» WORK REQUIRED
Copy every entry verbatim and skip the pictures.

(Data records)
++++++++
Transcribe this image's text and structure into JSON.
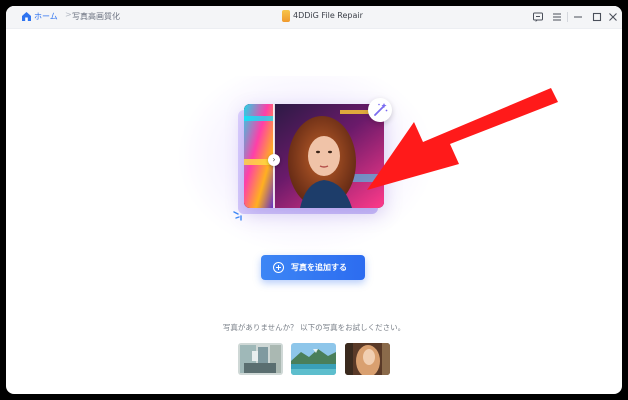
{
  "breadcrumb": {
    "home_label": "ホーム",
    "separator": ">",
    "current_label": "写真高画質化"
  },
  "app": {
    "title": "4DDiG File Repair"
  },
  "titlebar_icons": [
    "feedback-icon",
    "menu-icon",
    "minimize-icon",
    "maximize-icon",
    "close-icon"
  ],
  "main": {
    "add_button_label": "写真を追加する",
    "hint_text": "写真がありませんか？ 以下の写真をお試しください。",
    "samples": [
      "sample-photo-interior",
      "sample-photo-landscape",
      "sample-photo-portrait"
    ]
  },
  "colors": {
    "accent": "#2f74f0",
    "annotation_arrow": "#ff1a1a"
  }
}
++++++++
» RESPONSE TO THIS EXERCISE
Transcribe this image's text and structure into JSON.
{
  "breadcrumb": {
    "home_label": "ホーム",
    "separator": ">",
    "current_label": "写真高画質化"
  },
  "app": {
    "title": "4DDiG File Repair"
  },
  "titlebar_icons": [
    "feedback-icon",
    "menu-icon",
    "minimize-icon",
    "maximize-icon",
    "close-icon"
  ],
  "main": {
    "add_button_label": "写真を追加する",
    "hint_text": "写真がありませんか？ 以下の写真をお試しください。",
    "samples": [
      "sample-photo-interior",
      "sample-photo-landscape",
      "sample-photo-portrait"
    ]
  },
  "colors": {
    "accent": "#2f74f0",
    "annotation_arrow": "#ff1a1a"
  }
}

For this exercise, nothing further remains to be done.